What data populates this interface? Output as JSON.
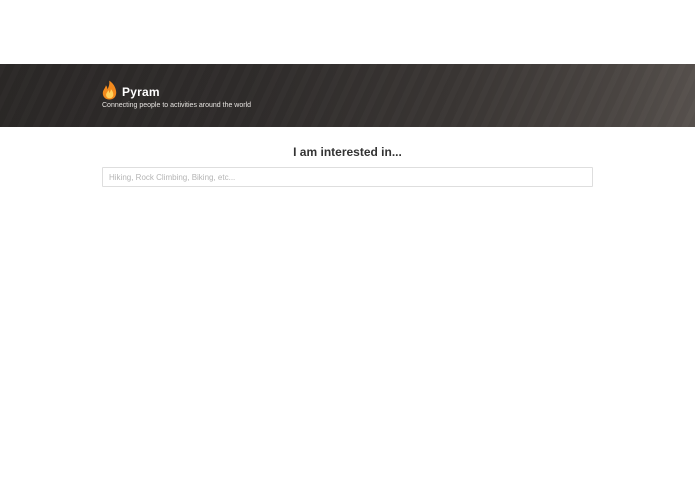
{
  "header": {
    "brand_name": "Pyram",
    "tagline": "Connecting people to activities around the world",
    "logo_icon": "flame-icon",
    "accent_color": "#f28a1e"
  },
  "main": {
    "headline": "I am interested in...",
    "search": {
      "value": "",
      "placeholder": "Hiking, Rock Climbing, Biking, etc..."
    }
  }
}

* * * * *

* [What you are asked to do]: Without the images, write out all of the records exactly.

* [Written reply]:
What data populates this interface? Output as JSON.
{
  "header": {
    "brand_name": "Pyram",
    "tagline": "Connecting people to activities around the world",
    "logo_icon": "flame-icon",
    "accent_color": "#f28a1e"
  },
  "main": {
    "headline": "I am interested in...",
    "search": {
      "value": "",
      "placeholder": "Hiking, Rock Climbing, Biking, etc..."
    }
  }
}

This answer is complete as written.